Technology also redefines for the humanities what it means to say “include”: For example, we can use technology to make contact with people and sources of information, such as in archives and databases, in multiple locations, simultaneously, any time of day or night. CLICK
Neil Fraistat suggests that instead of asking “What is the digital humanities,”2 we might ask, “What do you want from the digital humanities?” Or, to rephrase that, what does Faulkner Studies want from the digital humanities? CLICK
I think this is why I like the last of those four definitions, which can be rephrased as “We want to make stuff and use it to collaborate with others to connect with the public.” CLICK
Steve Railton’s several projects at the University of Virginia involving Faulkner are wonderful examples of that definition and what we as Faulkner scholars might want from the digital humanities. These projects include online sound recordings of Faulkner speaking, as well as mapping, timelines, and visualizing data. John Padgett’s William Faulkner on the Web is also an incredible resource for Faulkner scholars. Much of this material and its implications for Faulkner Studies will be discussed by the panelists today. CLICK
The integration of computer technologies with traditional humanities research, publishing, and teaching can “can help us imagine academic practices in new ways” (Sayers).3 This panel will give you at least a glimpse of what the digital humanities has and will offer to Faulkner scholarship.
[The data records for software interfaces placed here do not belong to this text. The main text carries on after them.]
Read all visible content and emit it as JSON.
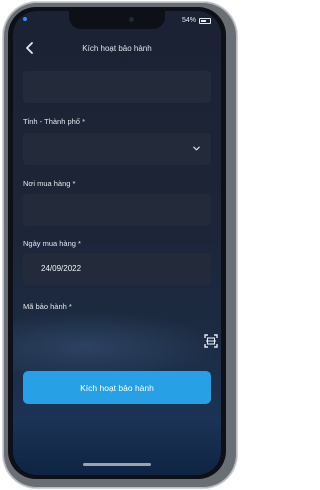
{
  "status_bar": {
    "time": "",
    "battery_text": "54%"
  },
  "nav": {
    "title": "Kích hoạt bảo hành"
  },
  "form": {
    "province_label": "Tỉnh - Thành phố *",
    "store_label": "Nơi mua hàng *",
    "date_label": "Ngày mua hàng *",
    "date_value": "24/09/2022",
    "warranty_label": "Mã bảo hành *"
  },
  "submit": {
    "label": "Kích hoạt bảo hành"
  },
  "colors": {
    "accent": "#27a0e6",
    "field_bg": "#232b3b",
    "screen_bg": "#1d2537"
  },
  "icons": {
    "back": "chevron-left-icon",
    "dropdown": "chevron-down-icon",
    "scan": "scan-icon"
  }
}
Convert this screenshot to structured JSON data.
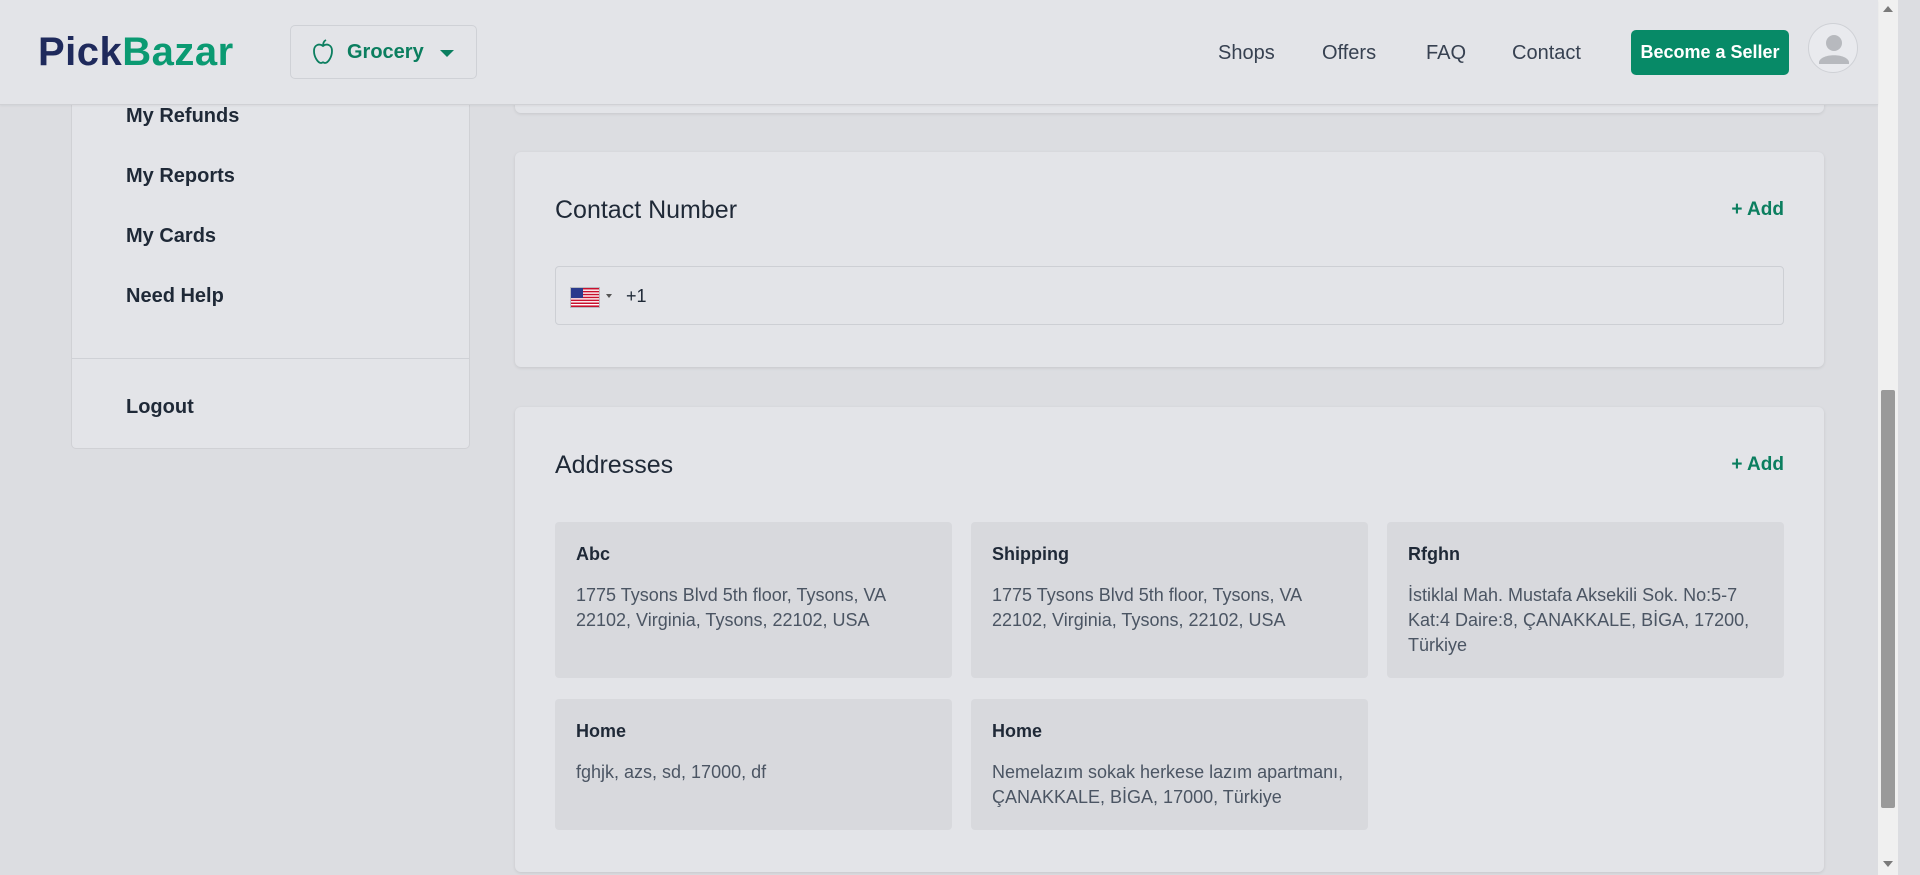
{
  "header": {
    "logo_part1": "Pick",
    "logo_part2": "Bazar",
    "category": "Grocery",
    "nav": [
      "Shops",
      "Offers",
      "FAQ",
      "Contact"
    ],
    "seller_button": "Become a Seller"
  },
  "sidebar": {
    "items": [
      "My Refunds",
      "My Reports",
      "My Cards",
      "Need Help"
    ],
    "logout": "Logout"
  },
  "contact": {
    "title": "Contact Number",
    "add_label": "+ Add",
    "dial_code": "+1",
    "country_flag": "us-flag-icon"
  },
  "addresses": {
    "title": "Addresses",
    "add_label": "+ Add",
    "items": [
      {
        "title": "Abc",
        "detail": "1775 Tysons Blvd 5th floor, Tysons, VA 22102, Virginia, Tysons, 22102, USA"
      },
      {
        "title": "Shipping",
        "detail": "1775 Tysons Blvd 5th floor, Tysons, VA 22102, Virginia, Tysons, 22102, USA"
      },
      {
        "title": "Rfghn",
        "detail": "İstiklal Mah. Mustafa Aksekili Sok. No:5-7 Kat:4 Daire:8, ÇANAKKALE, BİGA, 17200, Türkiye"
      },
      {
        "title": "Home",
        "detail": "fghjk, azs, sd, 17000, df"
      },
      {
        "title": "Home",
        "detail": "Nemelazım sokak herkese lazım apartmanı, ÇANAKKALE, BİGA, 17000, Türkiye"
      }
    ]
  },
  "colors": {
    "accent": "#078a67",
    "logo_dark": "#1f2a5c",
    "logo_green": "#0b9a72",
    "page_bg": "#dcdde1",
    "card_bg": "#e3e4e8"
  }
}
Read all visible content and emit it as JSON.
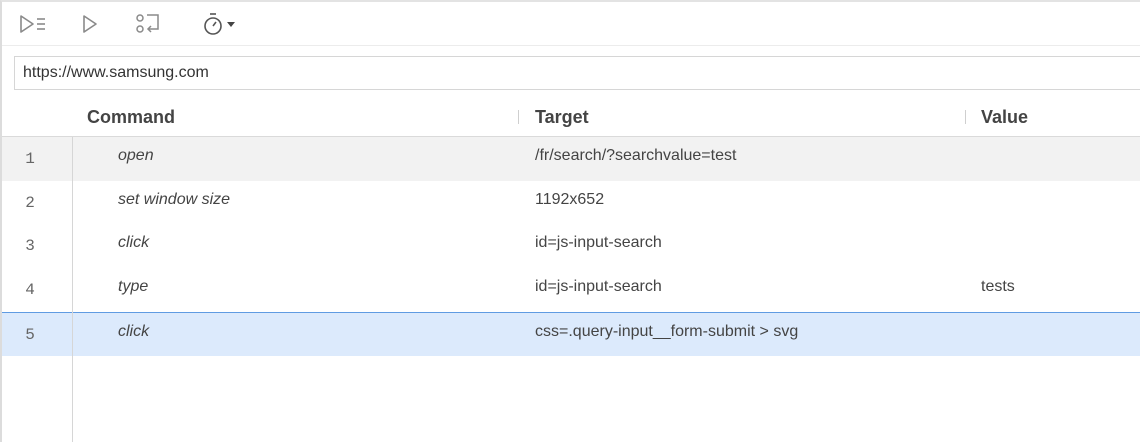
{
  "toolbar": {
    "run_all_icon": "play-all-icon",
    "run_icon": "play-icon",
    "step_icon": "step-over-icon",
    "speed_icon": "stopwatch-icon",
    "speed_dropdown_icon": "caret-down-icon"
  },
  "url_bar": {
    "value": "https://www.samsung.com"
  },
  "columns": {
    "command": "Command",
    "target": "Target",
    "value": "Value"
  },
  "rows": [
    {
      "num": "1",
      "command": "open",
      "target": "/fr/search/?searchvalue=test",
      "value": ""
    },
    {
      "num": "2",
      "command": "set window size",
      "target": "1192x652",
      "value": ""
    },
    {
      "num": "3",
      "command": "click",
      "target": "id=js-input-search",
      "value": ""
    },
    {
      "num": "4",
      "command": "type",
      "target": "id=js-input-search",
      "value": "tests"
    },
    {
      "num": "5",
      "command": "click",
      "target": "css=.query-input__form-submit > svg",
      "value": ""
    }
  ],
  "colors": {
    "selected_row_bg": "#dceafc",
    "selected_row_border": "#5f9be2",
    "first_row_bg": "#f2f2f2",
    "icon_gray": "#8a8a8a"
  }
}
I hope it will inspire you to start your own project or contribute to a current one.
1All definitions taken from “How Do You Define DH?” A Day in the Life of the Digital Humanities, CenterNet, 2012.
2Neil Fraistat, “The Question(s) of Digital Humanities,” MITH, University of Maryland, 7 Feb 2011.
3“Technology, Scholarship, and the Humanities: A Conversation with Jentery Sayers,” Simpson Center for the Humanities, 21 May 2012.